As an Associate Marriage and Family Therapist (License No. 131235)
I come from a very relational and attachment framework in my work. I can't help but be intrigued by the ways in which relationships impact peoples' lives! Before you ask, I do still work with plenty of individuals
Worked with couples, kids and their parents, and other individuals with all kinds of presenting issues.
Mediating people who are about to get divorced wasn't my cup of tea; I realized that helping people make it work is more my jam. That's when I decided to become a therapist!
Spent a lot of time dancing and acting, developing my love for storytelling.
Fascination with stories and storytelling influenced my approach in therapy by paying special attention to stories people tell themselves, stories people hear about themselves, and stories people wish to write about themselves
I prefer my coffee strong and black. That probably says everything you need to know; I prefer to skip small talk and head right into a deep midnight conversation. When I'm not helping others heal through relationships; set boundaries; or feel comfortable with who they are, you're most likely to find me buried in mythology or Russian literature (or rewatching Gilmore Girls for the hundredth time). Now, it's only fair for me to tell you what I'm less great at... in case you're curious, it's putting up with the mundane, time management, and not knowing the answer.

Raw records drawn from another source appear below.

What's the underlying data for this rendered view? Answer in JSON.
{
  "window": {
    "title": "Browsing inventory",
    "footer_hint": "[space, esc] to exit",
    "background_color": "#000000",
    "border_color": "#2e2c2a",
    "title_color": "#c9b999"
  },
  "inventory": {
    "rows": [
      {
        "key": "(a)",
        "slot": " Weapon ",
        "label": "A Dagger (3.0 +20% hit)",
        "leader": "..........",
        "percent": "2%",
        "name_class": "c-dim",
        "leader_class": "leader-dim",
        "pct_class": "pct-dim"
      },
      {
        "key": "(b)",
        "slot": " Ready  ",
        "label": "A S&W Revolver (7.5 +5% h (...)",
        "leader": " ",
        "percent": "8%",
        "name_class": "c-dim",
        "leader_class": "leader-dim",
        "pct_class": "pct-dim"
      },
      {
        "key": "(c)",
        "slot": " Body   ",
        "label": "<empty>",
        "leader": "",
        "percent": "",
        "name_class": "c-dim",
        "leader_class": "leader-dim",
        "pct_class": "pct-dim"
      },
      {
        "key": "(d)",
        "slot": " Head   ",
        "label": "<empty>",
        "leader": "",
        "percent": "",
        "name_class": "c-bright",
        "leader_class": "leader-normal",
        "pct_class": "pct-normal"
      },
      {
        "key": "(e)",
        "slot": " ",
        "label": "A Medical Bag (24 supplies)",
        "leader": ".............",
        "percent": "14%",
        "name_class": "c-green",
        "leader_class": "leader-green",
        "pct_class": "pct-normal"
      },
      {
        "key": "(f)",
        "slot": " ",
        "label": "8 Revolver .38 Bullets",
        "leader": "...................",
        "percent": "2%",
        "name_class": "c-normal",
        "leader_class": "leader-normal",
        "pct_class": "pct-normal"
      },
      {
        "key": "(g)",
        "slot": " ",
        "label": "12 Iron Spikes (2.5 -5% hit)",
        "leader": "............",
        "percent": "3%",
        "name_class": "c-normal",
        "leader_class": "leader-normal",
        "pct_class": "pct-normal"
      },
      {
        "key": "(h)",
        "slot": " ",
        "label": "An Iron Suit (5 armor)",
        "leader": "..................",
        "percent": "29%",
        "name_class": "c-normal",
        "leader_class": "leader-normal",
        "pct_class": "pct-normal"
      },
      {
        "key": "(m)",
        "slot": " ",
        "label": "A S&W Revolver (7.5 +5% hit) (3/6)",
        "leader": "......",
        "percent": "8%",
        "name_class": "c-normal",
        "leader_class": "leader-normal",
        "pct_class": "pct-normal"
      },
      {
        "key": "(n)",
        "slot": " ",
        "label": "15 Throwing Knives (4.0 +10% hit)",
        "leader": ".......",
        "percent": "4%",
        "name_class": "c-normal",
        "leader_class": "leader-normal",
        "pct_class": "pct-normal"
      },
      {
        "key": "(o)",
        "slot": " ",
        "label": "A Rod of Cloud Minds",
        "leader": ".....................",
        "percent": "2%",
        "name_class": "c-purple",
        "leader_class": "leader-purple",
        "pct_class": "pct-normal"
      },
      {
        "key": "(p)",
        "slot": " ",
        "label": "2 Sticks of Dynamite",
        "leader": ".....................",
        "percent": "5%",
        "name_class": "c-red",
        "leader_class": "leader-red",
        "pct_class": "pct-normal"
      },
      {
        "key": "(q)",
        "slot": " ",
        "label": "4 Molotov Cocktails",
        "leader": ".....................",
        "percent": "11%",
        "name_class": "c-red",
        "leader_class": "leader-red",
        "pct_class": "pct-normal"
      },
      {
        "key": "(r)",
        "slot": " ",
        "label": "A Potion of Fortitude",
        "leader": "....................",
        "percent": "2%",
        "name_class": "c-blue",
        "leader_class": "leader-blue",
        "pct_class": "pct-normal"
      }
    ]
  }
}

My style is direct, strengths-based, person-centered, and creative. In a session, the client is the expert of their life and I, as the therapist, play a few roles to facilitate the client’s journey. I am a co-author: helping you bring life to the stories that don’t align with the description of your problem-saturated stories. I am a guide on your journey of self-discovery and self-actualization: helping you figure out what stories you want to have about your life and how to get there. Finally, I am a teacher: helping you identify your emotions and unmet needs and finding constructive ways of communicating them.
We rewrite your dominant narrative to rightfully include those positive stories to create a realistic story of yourself and your life. This results in the realization that people are people and problems are problems; your problems are not who you are; they are just obstacles that happen to everyone. We all are just people who live our lives and occasionally encounter unusual and difficult life experiences.
The goal of rewriting our story is to have an agency over our lives. It is important to understand how we contributed to our own reality; what is in our control and how we wish to change it ( and then doing the work ). What part do we play in a problem saturated narrative and take responsibility for it .
We stop actively engaging in those negative stories that do not accurately represent your lived experience and begin to focus on the positive stories which highlight your strengths and achievements.
We realize that those negative stories are not the only stories about your lived experience.
I believe that problems happen when our expectations do not match our realities. Time and again people blame themselves or others into believing something is wrong with them and that THEY are indeed the problem. When you can't separate person-from-problem, an assortment of negative stories that impact our emotions, relationships, and self-esteem get created.
How does this all apply to your story? In our work together, we'll focus on three steps to a solution: